## WORK REQUIRED
Find every line in the records below that contains "unit", and copy it.
**** DATA SHOWN
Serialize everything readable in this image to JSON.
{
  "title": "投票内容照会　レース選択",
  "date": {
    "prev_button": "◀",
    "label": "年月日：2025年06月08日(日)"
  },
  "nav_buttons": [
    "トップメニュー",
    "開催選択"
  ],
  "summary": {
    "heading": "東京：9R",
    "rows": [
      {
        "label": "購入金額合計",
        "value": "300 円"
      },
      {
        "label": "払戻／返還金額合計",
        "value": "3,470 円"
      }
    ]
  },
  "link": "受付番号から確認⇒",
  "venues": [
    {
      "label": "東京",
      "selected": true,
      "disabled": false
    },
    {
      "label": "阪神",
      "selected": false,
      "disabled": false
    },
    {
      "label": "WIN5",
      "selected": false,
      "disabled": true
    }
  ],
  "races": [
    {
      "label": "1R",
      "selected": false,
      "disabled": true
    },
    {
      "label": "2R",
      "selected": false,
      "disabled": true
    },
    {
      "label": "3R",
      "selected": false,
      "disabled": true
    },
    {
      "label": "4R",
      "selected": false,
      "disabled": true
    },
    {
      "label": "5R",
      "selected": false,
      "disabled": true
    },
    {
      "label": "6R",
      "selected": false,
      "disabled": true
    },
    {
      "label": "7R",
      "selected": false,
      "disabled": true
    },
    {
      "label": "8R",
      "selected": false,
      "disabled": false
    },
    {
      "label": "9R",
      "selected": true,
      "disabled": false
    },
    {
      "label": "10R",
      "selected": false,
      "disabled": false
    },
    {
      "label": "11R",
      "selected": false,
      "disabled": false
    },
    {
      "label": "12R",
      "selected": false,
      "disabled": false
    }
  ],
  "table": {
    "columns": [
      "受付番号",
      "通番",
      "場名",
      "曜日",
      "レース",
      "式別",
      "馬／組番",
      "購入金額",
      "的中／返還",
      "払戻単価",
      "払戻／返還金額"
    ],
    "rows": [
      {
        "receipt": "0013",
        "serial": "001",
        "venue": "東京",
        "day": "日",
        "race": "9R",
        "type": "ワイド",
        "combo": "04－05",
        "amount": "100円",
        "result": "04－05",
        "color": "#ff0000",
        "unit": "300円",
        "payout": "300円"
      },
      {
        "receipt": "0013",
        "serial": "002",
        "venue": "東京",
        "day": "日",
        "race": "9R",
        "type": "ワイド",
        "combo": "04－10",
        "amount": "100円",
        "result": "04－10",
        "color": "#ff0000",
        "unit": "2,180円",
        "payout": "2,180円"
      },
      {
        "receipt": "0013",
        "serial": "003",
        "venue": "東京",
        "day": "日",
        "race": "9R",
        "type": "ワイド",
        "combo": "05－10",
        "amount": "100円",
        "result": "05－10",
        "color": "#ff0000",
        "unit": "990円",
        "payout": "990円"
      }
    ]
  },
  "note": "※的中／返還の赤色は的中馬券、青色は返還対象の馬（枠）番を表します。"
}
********
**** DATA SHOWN
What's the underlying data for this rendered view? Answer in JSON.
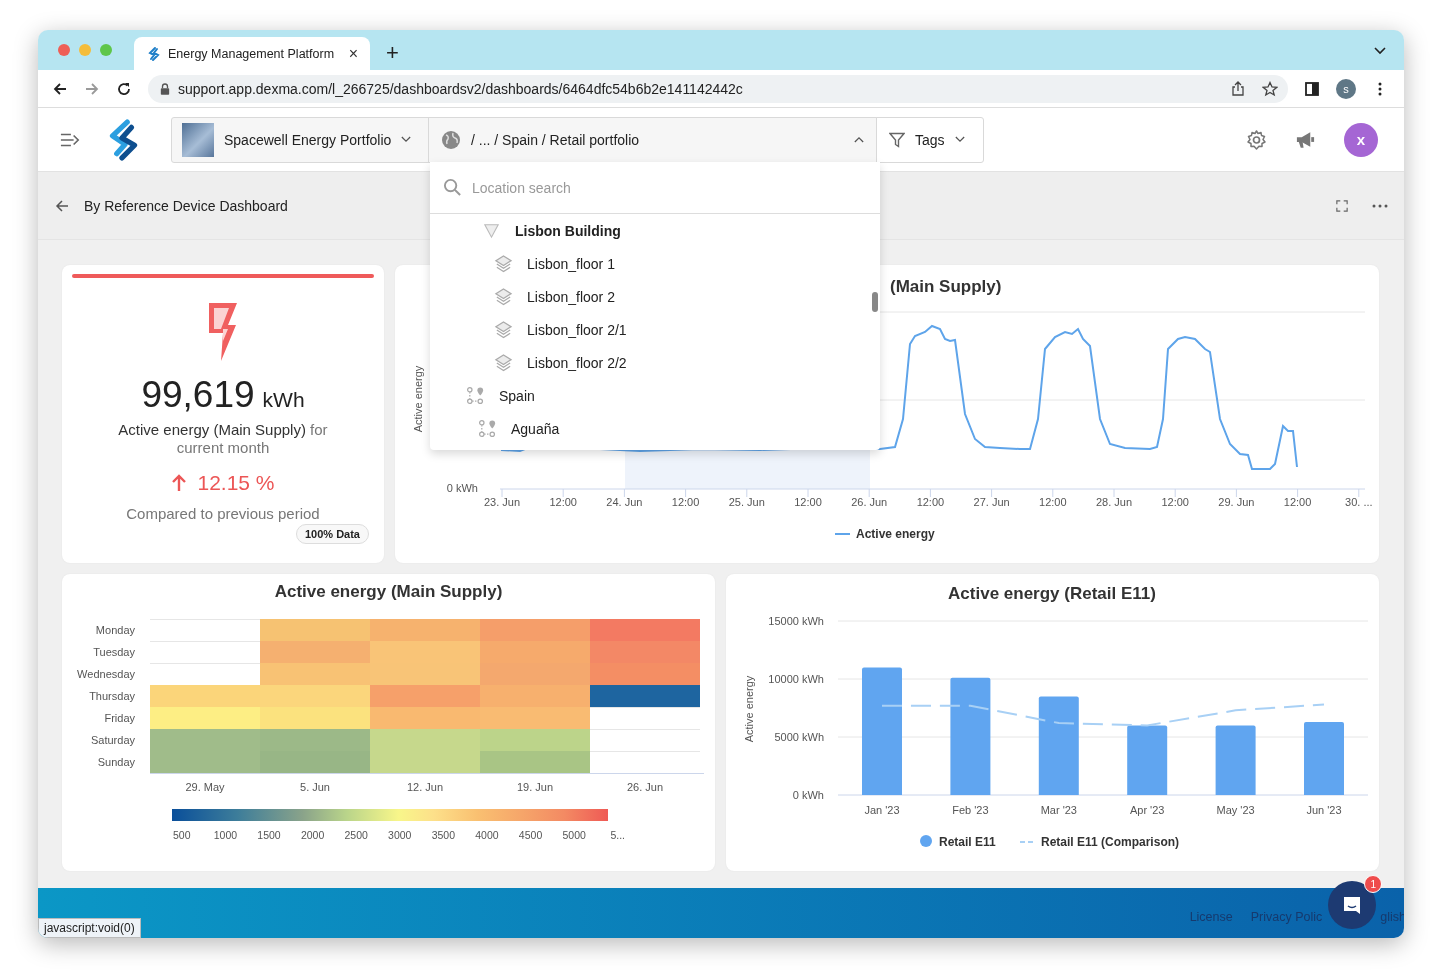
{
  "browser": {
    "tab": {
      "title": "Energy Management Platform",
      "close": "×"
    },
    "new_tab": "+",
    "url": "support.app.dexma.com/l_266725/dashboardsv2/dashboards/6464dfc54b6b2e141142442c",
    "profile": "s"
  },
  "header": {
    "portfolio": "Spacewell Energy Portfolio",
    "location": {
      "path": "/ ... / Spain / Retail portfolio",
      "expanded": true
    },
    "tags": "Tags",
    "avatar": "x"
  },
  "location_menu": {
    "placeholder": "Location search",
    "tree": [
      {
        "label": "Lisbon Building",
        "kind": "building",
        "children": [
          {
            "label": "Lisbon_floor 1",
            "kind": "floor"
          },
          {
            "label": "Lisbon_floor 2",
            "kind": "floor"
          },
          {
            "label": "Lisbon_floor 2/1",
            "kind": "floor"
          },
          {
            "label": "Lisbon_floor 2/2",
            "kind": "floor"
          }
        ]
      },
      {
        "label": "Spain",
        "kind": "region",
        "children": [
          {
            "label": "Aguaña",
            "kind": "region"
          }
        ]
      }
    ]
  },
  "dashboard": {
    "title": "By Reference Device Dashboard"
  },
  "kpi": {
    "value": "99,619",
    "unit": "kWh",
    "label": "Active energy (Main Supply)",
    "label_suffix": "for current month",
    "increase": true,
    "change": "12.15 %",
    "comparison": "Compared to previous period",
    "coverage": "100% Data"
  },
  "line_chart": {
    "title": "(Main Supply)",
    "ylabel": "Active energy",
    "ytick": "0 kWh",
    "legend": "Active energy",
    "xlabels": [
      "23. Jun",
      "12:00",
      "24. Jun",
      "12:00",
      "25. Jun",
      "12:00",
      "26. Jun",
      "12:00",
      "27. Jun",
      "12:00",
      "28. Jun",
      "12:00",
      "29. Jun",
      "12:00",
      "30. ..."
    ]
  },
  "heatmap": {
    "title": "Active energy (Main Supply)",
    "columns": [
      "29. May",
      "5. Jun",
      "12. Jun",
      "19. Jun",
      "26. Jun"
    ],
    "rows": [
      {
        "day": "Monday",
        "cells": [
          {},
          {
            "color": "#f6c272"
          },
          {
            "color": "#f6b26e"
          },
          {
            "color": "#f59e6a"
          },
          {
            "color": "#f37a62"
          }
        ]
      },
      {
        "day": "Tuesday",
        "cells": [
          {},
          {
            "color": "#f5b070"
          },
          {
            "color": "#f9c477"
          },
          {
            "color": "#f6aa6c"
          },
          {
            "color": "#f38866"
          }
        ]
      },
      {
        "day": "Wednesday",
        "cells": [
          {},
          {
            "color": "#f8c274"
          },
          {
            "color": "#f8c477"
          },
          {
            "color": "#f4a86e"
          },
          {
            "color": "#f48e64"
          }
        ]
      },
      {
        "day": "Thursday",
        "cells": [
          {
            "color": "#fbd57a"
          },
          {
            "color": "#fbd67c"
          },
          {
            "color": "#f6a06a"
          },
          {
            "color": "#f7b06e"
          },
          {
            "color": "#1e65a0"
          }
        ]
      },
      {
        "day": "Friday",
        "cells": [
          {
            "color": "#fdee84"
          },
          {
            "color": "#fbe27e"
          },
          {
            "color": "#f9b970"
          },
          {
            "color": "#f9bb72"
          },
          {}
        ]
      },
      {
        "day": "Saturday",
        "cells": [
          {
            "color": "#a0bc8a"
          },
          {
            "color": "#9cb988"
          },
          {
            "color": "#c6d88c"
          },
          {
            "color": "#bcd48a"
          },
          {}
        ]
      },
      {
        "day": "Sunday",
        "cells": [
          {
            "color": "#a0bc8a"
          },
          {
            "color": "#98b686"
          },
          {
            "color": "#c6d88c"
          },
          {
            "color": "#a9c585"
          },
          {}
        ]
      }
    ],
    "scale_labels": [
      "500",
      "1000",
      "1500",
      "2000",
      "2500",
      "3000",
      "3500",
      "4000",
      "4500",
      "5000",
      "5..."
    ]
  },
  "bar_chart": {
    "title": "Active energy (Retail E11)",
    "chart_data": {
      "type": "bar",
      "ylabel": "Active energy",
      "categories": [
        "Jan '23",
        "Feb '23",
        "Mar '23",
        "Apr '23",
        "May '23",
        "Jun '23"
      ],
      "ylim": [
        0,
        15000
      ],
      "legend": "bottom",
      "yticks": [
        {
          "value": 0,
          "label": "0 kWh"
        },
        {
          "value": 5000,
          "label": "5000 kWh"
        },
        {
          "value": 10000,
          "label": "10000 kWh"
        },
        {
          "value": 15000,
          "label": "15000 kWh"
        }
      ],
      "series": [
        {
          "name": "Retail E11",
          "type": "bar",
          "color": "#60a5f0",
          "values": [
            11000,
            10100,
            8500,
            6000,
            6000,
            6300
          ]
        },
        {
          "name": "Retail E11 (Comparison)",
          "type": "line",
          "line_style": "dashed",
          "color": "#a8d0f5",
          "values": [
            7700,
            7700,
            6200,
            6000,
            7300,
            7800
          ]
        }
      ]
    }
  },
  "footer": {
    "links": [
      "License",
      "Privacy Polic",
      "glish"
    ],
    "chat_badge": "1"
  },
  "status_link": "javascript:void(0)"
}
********
## WRITTEN RESPONSE
        "unit": "300円",
        "unit": "2,180円",
        "unit": "990円",
    "unit": "kWh",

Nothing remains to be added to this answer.